_What is needed_
As an exercise, copy out the entries exactly as written.

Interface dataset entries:
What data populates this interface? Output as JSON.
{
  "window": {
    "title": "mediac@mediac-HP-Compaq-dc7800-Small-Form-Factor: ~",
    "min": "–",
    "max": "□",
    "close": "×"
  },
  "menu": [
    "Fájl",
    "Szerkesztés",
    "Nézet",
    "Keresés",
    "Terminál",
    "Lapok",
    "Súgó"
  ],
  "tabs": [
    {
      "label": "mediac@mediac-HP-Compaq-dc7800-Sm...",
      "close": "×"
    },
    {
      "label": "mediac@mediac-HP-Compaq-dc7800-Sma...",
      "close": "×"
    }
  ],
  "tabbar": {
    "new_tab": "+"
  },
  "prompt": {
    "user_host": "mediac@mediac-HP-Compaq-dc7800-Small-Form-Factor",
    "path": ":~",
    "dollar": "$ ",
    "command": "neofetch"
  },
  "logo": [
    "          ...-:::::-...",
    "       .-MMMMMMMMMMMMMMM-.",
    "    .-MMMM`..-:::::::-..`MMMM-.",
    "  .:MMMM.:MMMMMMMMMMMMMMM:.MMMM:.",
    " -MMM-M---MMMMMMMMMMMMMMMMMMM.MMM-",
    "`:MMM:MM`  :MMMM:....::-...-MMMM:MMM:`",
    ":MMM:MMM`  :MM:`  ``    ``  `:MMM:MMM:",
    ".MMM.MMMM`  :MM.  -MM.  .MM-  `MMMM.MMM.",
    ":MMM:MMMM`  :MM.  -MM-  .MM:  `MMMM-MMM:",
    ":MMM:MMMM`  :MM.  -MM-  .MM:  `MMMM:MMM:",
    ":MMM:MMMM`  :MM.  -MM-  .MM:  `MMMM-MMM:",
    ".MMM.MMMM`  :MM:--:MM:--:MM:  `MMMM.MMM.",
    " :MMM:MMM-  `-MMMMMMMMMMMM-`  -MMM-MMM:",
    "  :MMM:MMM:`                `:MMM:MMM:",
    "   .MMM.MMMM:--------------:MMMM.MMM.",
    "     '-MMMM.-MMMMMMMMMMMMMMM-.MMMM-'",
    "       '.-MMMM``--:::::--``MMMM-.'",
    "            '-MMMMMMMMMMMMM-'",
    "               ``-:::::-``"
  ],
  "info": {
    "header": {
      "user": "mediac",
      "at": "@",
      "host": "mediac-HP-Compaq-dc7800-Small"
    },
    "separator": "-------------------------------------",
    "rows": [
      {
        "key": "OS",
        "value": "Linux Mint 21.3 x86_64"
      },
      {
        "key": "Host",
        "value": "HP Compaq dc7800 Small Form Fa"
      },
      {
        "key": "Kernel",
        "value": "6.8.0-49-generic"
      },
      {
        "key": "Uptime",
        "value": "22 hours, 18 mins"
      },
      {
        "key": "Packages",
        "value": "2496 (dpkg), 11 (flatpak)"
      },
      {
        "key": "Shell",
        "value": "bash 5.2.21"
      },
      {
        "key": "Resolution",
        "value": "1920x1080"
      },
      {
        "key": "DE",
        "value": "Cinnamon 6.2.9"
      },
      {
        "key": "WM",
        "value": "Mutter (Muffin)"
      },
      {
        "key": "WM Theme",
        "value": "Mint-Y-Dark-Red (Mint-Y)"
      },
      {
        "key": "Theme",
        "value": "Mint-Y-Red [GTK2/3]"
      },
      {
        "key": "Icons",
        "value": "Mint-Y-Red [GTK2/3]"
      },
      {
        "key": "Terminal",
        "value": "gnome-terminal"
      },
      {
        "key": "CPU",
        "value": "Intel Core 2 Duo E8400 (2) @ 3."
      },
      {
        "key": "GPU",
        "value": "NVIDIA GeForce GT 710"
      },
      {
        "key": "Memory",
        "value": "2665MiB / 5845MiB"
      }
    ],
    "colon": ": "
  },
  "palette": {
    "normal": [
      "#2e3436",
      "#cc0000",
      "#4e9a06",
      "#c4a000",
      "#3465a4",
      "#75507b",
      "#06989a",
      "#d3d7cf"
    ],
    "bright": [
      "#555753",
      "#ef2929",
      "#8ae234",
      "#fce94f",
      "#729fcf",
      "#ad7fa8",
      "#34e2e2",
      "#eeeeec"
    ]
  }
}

_Output below_
What data populates this interface? Output as JSON.
{
  "window": {
    "title": "mediac@mediac-HP-Compaq-dc7800-Small-Form-Factor: ~",
    "min": "–",
    "max": "□",
    "close": "×"
  },
  "menu": [
    "Fájl",
    "Szerkesztés",
    "Nézet",
    "Keresés",
    "Terminál",
    "Lapok",
    "Súgó"
  ],
  "tabs": [
    {
      "label": "mediac@mediac-HP-Compaq-dc7800-Sm...",
      "close": "×"
    },
    {
      "label": "mediac@mediac-HP-Compaq-dc7800-Sma...",
      "close": "×"
    }
  ],
  "tabbar": {
    "new_tab": "+"
  },
  "prompt": {
    "user_host": "mediac@mediac-HP-Compaq-dc7800-Small-Form-Factor",
    "path": ":~",
    "dollar": "$ ",
    "command": "neofetch"
  },
  "logo": [
    "          ...-:::::-...",
    "       .-MMMMMMMMMMMMMMM-.",
    "    .-MMMM`..-:::::::-..`MMMM-.",
    "  .:MMMM.:MMMMMMMMMMMMMMM:.MMMM:.",
    " -MMM-M---MMMMMMMMMMMMMMMMMMM.MMM-",
    "`:MMM:MM`  :MMMM:....::-...-MMMM:MMM:`",
    ":MMM:MMM`  :MM:`  ``    ``  `:MMM:MMM:",
    ".MMM.MMMM`  :MM.  -MM.  .MM-  `MMMM.MMM.",
    ":MMM:MMMM`  :MM.  -MM-  .MM:  `MMMM-MMM:",
    ":MMM:MMMM`  :MM.  -MM-  .MM:  `MMMM:MMM:",
    ":MMM:MMMM`  :MM.  -MM-  .MM:  `MMMM-MMM:",
    ".MMM.MMMM`  :MM:--:MM:--:MM:  `MMMM.MMM.",
    " :MMM:MMM-  `-MMMMMMMMMMMM-`  -MMM-MMM:",
    "  :MMM:MMM:`                `:MMM:MMM:",
    "   .MMM.MMMM:--------------:MMMM.MMM.",
    "     '-MMMM.-MMMMMMMMMMMMMMM-.MMMM-'",
    "       '.-MMMM``--:::::--``MMMM-.'",
    "            '-MMMMMMMMMMMMM-'",
    "               ``-:::::-``"
  ],
  "info": {
    "header": {
      "user": "mediac",
      "at": "@",
      "host": "mediac-HP-Compaq-dc7800-Small"
    },
    "separator": "-------------------------------------",
    "rows": [
      {
        "key": "OS",
        "value": "Linux Mint 21.3 x86_64"
      },
      {
        "key": "Host",
        "value": "HP Compaq dc7800 Small Form Fa"
      },
      {
        "key": "Kernel",
        "value": "6.8.0-49-generic"
      },
      {
        "key": "Uptime",
        "value": "22 hours, 18 mins"
      },
      {
        "key": "Packages",
        "value": "2496 (dpkg), 11 (flatpak)"
      },
      {
        "key": "Shell",
        "value": "bash 5.2.21"
      },
      {
        "key": "Resolution",
        "value": "1920x1080"
      },
      {
        "key": "DE",
        "value": "Cinnamon 6.2.9"
      },
      {
        "key": "WM",
        "value": "Mutter (Muffin)"
      },
      {
        "key": "WM Theme",
        "value": "Mint-Y-Dark-Red (Mint-Y)"
      },
      {
        "key": "Theme",
        "value": "Mint-Y-Red [GTK2/3]"
      },
      {
        "key": "Icons",
        "value": "Mint-Y-Red [GTK2/3]"
      },
      {
        "key": "Terminal",
        "value": "gnome-terminal"
      },
      {
        "key": "CPU",
        "value": "Intel Core 2 Duo E8400 (2) @ 3."
      },
      {
        "key": "GPU",
        "value": "NVIDIA GeForce GT 710"
      },
      {
        "key": "Memory",
        "value": "2665MiB / 5845MiB"
      }
    ],
    "colon": ": "
  },
  "palette": {
    "normal": [
      "#2e3436",
      "#cc0000",
      "#4e9a06",
      "#c4a000",
      "#3465a4",
      "#75507b",
      "#06989a",
      "#d3d7cf"
    ],
    "bright": [
      "#555753",
      "#ef2929",
      "#8ae234",
      "#fce94f",
      "#729fcf",
      "#ad7fa8",
      "#34e2e2",
      "#eeeeec"
    ]
  }
}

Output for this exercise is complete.